My School Log — MySchoolLog is an open source website created specifically for college students. It features calculators, schedulers, lists, and other helpful tools for students that can be accessed from anywhere, on any device. It is free to use and is constantly being updated by its creators, who welcome user input for performance improvement ideas.
Printables and Downloads
Most information today seems to exist in digital form, but it’s nice to have a real ink-and-paper document to help track goals, tasks, and due dates. In fact, some people just work better this way. In any case, it’s nice to know where to go to get useful – and free – printable trackers, planners, and other helpful pages for busy students.
First Steps — From the University of New South Wales, this site has weekly and monthly planners in pdf form that you can print and fill out. They do have the school’s name and phone number on them but the cells are empty and can be used to help schedule your own tasks – and they are free to use.
Time Management for College Students’ Free Download Center — This site is a giant list of downloadable software designed to help students track and manage their time, and to improve their study skills and test-taking prowess. A great many of them are free, while others require either a software purchase or membership fee. This is a good place to start in researching some time management programs to see which one is right for you.
CollegeRuled — CollegeRuled allows you to create customized color-coded class schedules, which you can print or view from your mobile device for easy, on-the-go access. You can also connect with other friends who use CollegeRuled and see their schedules, too.
Things App for iPad — If you have an iPad, Things is a highly acclaimed app that helps you to consolidate all of your projects for work, school, and family life in one place.

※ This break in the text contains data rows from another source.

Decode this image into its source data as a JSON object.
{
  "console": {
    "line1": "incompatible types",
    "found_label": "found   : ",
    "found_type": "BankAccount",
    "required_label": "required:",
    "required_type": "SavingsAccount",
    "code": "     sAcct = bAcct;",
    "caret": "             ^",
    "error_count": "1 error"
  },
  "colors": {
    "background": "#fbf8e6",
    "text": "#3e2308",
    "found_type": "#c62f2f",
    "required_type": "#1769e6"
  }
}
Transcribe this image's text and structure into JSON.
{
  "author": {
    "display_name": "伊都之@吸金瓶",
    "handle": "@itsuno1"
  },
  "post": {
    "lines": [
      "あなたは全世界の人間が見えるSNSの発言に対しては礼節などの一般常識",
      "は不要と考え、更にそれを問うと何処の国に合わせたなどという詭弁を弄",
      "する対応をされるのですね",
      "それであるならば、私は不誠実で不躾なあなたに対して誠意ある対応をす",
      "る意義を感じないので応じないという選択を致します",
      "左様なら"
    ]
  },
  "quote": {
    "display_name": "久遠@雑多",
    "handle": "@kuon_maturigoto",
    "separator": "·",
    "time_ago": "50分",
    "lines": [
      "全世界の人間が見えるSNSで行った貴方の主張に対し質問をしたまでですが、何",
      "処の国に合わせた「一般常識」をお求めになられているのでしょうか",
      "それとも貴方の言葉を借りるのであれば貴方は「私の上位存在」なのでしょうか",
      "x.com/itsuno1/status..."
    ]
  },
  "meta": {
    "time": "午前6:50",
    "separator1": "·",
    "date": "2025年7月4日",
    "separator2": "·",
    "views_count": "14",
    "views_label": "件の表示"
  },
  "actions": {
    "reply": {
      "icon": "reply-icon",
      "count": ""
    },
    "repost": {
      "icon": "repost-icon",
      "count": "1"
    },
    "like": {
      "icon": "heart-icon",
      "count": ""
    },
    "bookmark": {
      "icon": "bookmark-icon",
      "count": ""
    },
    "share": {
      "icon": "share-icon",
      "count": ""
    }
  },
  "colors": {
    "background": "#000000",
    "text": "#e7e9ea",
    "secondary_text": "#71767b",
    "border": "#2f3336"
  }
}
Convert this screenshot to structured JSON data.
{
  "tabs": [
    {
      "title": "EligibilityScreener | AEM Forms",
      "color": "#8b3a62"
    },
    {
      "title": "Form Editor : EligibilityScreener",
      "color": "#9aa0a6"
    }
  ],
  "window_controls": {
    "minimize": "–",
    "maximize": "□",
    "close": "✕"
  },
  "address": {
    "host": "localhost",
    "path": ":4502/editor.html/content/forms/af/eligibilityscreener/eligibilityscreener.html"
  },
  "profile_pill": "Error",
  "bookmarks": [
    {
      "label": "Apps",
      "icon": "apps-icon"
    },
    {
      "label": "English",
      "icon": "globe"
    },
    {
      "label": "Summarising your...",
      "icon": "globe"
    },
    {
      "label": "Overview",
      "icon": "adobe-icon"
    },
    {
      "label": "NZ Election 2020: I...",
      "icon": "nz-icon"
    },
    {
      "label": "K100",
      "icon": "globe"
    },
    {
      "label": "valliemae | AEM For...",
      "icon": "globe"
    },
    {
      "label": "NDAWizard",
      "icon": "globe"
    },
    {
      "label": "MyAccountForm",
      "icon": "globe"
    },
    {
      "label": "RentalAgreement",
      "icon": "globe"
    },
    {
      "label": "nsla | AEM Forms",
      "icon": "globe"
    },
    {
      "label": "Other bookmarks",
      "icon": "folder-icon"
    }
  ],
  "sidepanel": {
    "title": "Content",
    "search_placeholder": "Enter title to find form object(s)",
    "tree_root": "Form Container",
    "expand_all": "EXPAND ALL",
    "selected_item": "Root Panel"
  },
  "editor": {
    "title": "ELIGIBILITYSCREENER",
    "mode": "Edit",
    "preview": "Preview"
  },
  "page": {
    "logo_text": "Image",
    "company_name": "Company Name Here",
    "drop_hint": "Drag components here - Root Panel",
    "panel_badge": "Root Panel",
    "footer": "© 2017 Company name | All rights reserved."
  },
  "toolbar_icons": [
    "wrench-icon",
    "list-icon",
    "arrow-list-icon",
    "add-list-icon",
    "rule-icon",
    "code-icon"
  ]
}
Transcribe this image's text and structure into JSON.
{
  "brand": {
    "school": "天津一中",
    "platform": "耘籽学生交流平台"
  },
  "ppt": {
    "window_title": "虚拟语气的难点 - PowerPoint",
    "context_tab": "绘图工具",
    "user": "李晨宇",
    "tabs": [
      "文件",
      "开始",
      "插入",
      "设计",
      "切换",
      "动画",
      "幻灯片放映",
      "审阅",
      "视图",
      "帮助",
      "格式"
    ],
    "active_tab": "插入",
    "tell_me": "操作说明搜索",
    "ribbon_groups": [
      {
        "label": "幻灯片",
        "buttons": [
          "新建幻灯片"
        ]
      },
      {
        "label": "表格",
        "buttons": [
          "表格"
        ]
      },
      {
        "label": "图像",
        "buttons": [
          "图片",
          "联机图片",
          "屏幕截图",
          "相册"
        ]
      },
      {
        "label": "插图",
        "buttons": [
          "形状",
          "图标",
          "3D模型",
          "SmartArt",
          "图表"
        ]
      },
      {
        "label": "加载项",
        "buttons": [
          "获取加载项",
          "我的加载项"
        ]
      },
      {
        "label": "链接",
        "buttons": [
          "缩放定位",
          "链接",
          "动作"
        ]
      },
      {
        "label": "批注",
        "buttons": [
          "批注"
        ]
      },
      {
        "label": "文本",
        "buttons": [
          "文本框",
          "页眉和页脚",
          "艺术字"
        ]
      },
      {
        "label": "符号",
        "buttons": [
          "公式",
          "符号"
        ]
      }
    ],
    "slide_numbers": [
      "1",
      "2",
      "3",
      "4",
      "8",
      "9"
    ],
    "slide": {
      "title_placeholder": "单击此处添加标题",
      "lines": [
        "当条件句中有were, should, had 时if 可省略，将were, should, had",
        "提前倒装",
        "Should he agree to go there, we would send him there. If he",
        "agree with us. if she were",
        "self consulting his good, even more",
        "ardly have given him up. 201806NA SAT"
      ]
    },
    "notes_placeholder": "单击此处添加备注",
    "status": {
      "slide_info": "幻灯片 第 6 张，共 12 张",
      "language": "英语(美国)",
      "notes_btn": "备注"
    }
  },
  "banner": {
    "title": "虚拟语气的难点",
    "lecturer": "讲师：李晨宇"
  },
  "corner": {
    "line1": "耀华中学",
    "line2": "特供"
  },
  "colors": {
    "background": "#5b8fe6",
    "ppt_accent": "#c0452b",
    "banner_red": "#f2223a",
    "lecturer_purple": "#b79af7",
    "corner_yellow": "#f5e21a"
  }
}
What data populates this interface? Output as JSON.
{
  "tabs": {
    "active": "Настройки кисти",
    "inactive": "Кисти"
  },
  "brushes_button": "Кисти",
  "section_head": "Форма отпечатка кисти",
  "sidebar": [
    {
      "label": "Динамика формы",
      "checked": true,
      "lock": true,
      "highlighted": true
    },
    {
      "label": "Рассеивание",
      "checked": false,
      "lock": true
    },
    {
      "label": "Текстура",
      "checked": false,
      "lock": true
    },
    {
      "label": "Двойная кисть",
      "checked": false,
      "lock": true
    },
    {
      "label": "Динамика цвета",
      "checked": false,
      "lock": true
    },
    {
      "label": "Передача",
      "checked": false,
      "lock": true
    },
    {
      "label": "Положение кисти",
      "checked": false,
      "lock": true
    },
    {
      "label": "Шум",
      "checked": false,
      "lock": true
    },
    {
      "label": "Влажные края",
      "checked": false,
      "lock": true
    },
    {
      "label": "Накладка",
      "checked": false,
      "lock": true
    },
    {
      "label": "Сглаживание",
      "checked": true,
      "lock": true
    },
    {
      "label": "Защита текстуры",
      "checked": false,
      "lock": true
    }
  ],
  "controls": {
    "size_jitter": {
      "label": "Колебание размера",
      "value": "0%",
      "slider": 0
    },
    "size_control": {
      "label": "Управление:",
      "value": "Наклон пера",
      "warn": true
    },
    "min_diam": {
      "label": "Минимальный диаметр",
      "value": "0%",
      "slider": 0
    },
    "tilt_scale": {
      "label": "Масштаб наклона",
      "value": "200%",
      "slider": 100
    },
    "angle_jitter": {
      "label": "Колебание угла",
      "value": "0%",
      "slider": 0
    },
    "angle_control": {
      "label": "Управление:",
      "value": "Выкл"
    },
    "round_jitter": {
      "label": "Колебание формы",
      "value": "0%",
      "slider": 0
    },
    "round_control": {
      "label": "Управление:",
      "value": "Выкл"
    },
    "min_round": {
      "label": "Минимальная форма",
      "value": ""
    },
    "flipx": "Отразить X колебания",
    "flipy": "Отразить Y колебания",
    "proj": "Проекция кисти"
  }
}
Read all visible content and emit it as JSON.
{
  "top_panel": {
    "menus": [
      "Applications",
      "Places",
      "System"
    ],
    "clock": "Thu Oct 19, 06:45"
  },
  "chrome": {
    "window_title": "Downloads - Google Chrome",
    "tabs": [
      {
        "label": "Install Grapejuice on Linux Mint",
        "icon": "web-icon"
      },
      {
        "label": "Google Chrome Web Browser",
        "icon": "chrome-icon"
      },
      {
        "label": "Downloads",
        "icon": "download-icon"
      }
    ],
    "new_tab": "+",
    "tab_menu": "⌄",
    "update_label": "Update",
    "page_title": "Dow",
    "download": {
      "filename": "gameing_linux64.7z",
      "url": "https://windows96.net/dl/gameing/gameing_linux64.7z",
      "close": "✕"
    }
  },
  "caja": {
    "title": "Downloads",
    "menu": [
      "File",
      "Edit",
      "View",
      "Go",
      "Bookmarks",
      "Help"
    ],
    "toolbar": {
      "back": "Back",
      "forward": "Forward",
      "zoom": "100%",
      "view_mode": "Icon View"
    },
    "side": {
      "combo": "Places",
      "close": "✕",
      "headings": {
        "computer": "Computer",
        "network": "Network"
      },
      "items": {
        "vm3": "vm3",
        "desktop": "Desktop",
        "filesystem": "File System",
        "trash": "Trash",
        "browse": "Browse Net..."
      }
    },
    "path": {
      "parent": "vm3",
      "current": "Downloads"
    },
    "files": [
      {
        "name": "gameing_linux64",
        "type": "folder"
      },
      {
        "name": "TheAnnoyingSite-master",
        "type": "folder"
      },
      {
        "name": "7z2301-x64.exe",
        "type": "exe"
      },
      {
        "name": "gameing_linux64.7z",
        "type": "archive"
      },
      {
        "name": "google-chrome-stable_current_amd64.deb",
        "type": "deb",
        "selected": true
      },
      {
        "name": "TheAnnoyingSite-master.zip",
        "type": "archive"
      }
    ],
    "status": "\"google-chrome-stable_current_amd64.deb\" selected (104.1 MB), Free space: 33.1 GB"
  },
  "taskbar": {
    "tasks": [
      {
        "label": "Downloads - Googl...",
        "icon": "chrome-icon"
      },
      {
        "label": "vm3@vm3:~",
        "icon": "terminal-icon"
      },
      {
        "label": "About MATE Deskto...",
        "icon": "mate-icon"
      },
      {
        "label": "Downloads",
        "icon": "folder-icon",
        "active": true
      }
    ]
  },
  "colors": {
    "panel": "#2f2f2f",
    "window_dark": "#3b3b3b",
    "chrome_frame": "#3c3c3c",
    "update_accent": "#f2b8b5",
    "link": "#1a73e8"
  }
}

Its many features include alerts, tracking, and list-making
Study Skills and Homework Help
It can be easy to underestimate how much homework you’ll be expected to complete over the course of a college career. For every hour you spend in class, you’ll be expected to spend 2-3 more at home or in the library researching, studying, and working on assignments. If it has been awhile since you last hit the books, it’s probably a good idea to brush up on your research, studying, and test-taking skills.
AcademicTips.org — A simple but comprehensive site, Academic Tips is filled with all kinds of resources to help you navigate the world of being a college student after years of living in the “real world.” There are study tips, research paper guides, links to academic format information (like MLA and ALA standards), and even testimonials and inspirational stories from other adult students, educators, and families of nontraditional students.
Study Skills Self Help Information — This collection of excellent resources is supplied by the Cook Counseling Center at Virginia Tech University. While the information was written for students at the school, there are plenty of valuable tools and lots of great information any student – including an interactive “where does time go” quiz that can help you to plan your day for maximum efficiency and productivity.
Study Strategies from UC Berkeley — This page has incredibly helpful guides for students. There are articles to help you improve study habits, test-taking skills, and more. There are guides for each major test type: problem solving, essay style, and objective.
Study Skills for Students — This page offers research-based advice for developing successful study skills to tackle college-level exams. Western Nevada College compiled the information for its students, and it is free for anyone to read.
Ten Steps to Better Web Research from Sweet Search — Since most research today is conducted online, it’s helpful to make sure you know how to get quality, credible information from the internet. This article gives a thorough explanation of how figure out which sources are okay to use for academic purposes, how search engines work, and even some red flags to watch out for when researching for a school project or paper.